The mere politician, equally with the pious man, ought to respect and to cherish them. A volume could not trace all their connexions with private and public felicity. Let it simply be asked, where is the security for prop
erty, for reputation, for life, if the sense of religious obligation desert the oaths which are the instruments of investigation in courts of justice? And let us with caution indulge the supposition, that morality can be maintained without religion. Whatever may be conceded to the influence of refined education, on minds of peculiar structure, reason and experience both forbid us to expect that national morality can prevail, in exclusion of religious principle.
'Tis substantially true, that virtue or morality is a necessary spring of popular government. The rule indeed extends with more or less force to every species of free government. Who, that is a sincere friend to it, can look with indifference upon attempts to shake the foundation of the fabric?
Promote, then, as an object of primary importance, institutions for the general diffusion of knowledge. In proportion as the structure of a government gives force to public opinion, it is essential that public opinion should be enlightened.
As a very important source of strength and security, cherish public credit. One method of preserving it is, to use it as sparingly as possible; avoiding occasions of expense, by cultivating peace, but remembering also, that timely disbursements to prepare for danger frequently prevent much greater disbursements to repel it; avoiding likewise the accumulation of debt, not only by shunning occasions of expense, but by vigorous exertions in time of peace to discharge the debts which unavoidable wars may have occasioned, not ungenerously throwing upon posterity the burthen which we ourselves ought to bear. The execution of these maxims belongs to your representatives, but it is necessary that public opinion should co-operate. To facilitate to them the performance of their duty, it is essential that you should practically bear in mind, that towards the payment of debts there must be a revenue; that to have revenue there must be taxes ; that no taxes can be devised, which are not more or less inconvenient and unpleasant; that the intrinsic embarrassment, inseparable from the selection of the proper objects, (which is always a choice of difficulties,) ought to be a decisive motive for a candid construction of the conduct of the government in making it, and for a spirit of acquiescence in the measure for obtaining revenue which the public exigencies may at any time dictate.

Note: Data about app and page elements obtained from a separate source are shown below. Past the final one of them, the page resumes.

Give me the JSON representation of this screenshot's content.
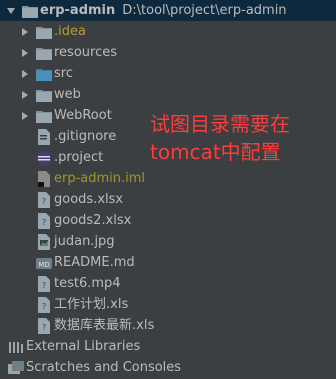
{
  "project": {
    "name": "erp-admin",
    "path": "D:\\tool\\project\\erp-admin"
  },
  "items": [
    {
      "label": ".idea",
      "icon": "folder-icon"
    },
    {
      "label": "resources",
      "icon": "folder-icon"
    },
    {
      "label": "src",
      "icon": "source-folder-icon"
    },
    {
      "label": "web",
      "icon": "folder-icon"
    },
    {
      "label": "WebRoot",
      "icon": "folder-icon"
    },
    {
      "label": ".gitignore",
      "icon": "file-icon"
    },
    {
      "label": ".project",
      "icon": "eclipse-project-icon"
    },
    {
      "label": "erp-admin.iml",
      "icon": "iml-file-icon"
    },
    {
      "label": "goods.xlsx",
      "icon": "file-icon"
    },
    {
      "label": "goods2.xlsx",
      "icon": "file-icon"
    },
    {
      "label": "judan.jpg",
      "icon": "image-file-icon"
    },
    {
      "label": "README.md",
      "icon": "markdown-file-icon"
    },
    {
      "label": "test6.mp4",
      "icon": "file-icon"
    },
    {
      "label": "工作计划.xls",
      "icon": "file-icon"
    },
    {
      "label": "数据库表最新.xls",
      "icon": "file-icon"
    }
  ],
  "external_libraries": "External Libraries",
  "scratches": "Scratches and Consoles",
  "annotation": {
    "line1": "试图目录需要在",
    "line2": "tomcat中配置"
  },
  "colors": {
    "background": "#3c3f41",
    "selected_row": "#0d293e",
    "folder_blue": "#87939a",
    "text": "#bbbbbb",
    "annotation_red": "#ff3b3b",
    "idea_color": "#b59b37",
    "iml_color": "#9a9a2b"
  }
}
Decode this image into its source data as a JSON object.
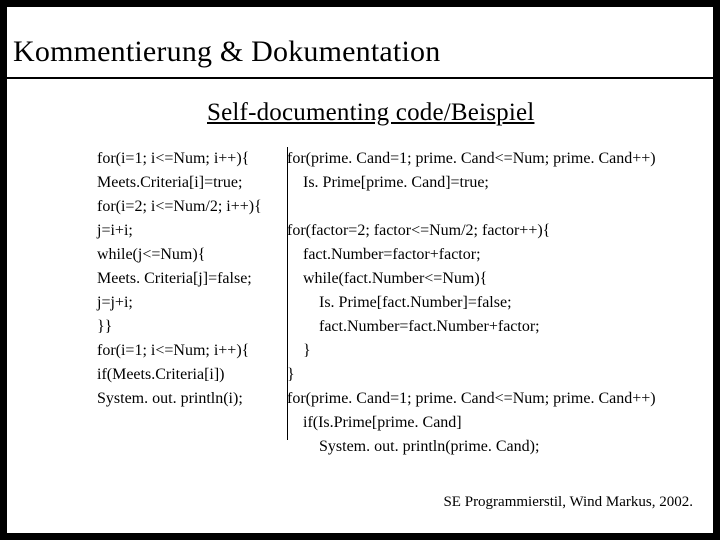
{
  "title": "Kommentierung & Dokumentation",
  "subtitle": "Self-documenting code/Beispiel",
  "footer": "SE Programmierstil, Wind Markus, 2002.",
  "rows": [
    {
      "l": "for(i=1; i<=Num; i++){",
      "r": "for(prime. Cand=1; prime. Cand<=Num; prime. Cand++)"
    },
    {
      "l": "Meets.Criteria[i]=true;",
      "r": "    Is. Prime[prime. Cand]=true;"
    },
    {
      "l": "for(i=2; i<=Num/2; i++){",
      "r": ""
    },
    {
      "l": "j=i+i;",
      "r": "for(factor=2; factor<=Num/2; factor++){"
    },
    {
      "l": "while(j<=Num){",
      "r": "    fact.Number=factor+factor;"
    },
    {
      "l": "Meets. Criteria[j]=false;",
      "r": "    while(fact.Number<=Num){"
    },
    {
      "l": "j=j+i;",
      "r": "        Is. Prime[fact.Number]=false;"
    },
    {
      "l": "}}",
      "r": "        fact.Number=fact.Number+factor;"
    },
    {
      "l": "for(i=1; i<=Num; i++){",
      "r": "    }"
    },
    {
      "l": "if(Meets.Criteria[i])",
      "r": "}"
    },
    {
      "l": "System. out. println(i);",
      "r": "for(prime. Cand=1; prime. Cand<=Num; prime. Cand++)"
    },
    {
      "l": "",
      "r": "    if(Is.Prime[prime. Cand]"
    },
    {
      "l": "",
      "r": "        System. out. println(prime. Cand);"
    }
  ]
}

Observe good faith and justice towards all nations; cultivate peace and harmony with all
. Religion and morality enjoin this conduct; and can it be that good policy does not equally enjoin it? It will be worthy of a free, enlightened, and, at no distant period, a great nation, to give to mankind the magnanimous and too novel example of a people always guided by an exalted justice and benevolence. Who can doubt, that in the course of time and things, the fruits of such a plan would richly repay any temporary advantages which might be lost by a steady adherence to it? Can it be that Providence has not connected the permanent felicity of a nation with its virtue? The experiment, at least, is recommended by every sentiment which ennobles human nature. Alas! is it rendered impossible by its vices ?
In the execution of such a plan, nothing is more essential, than that permanent, inveterate antipathies against particular nations, and passionate attachments for others, should be excluded; and that, in place of them, just and amicable feelings towards all should be cultivated. The nation which indulges towards another an habitual hatred, or an habitual fondness, is in some degree a slave. It is a slave to its animosity or to its affection, either of which is sufficient to lead it astray from its duty and its interest. Antipathy in one nation against another, disposes each more readily to offer insult and injury, to lay hold of slight causes of umbrage, and to be haughty and intractable, when accidental or trifling occasions of dispute occur.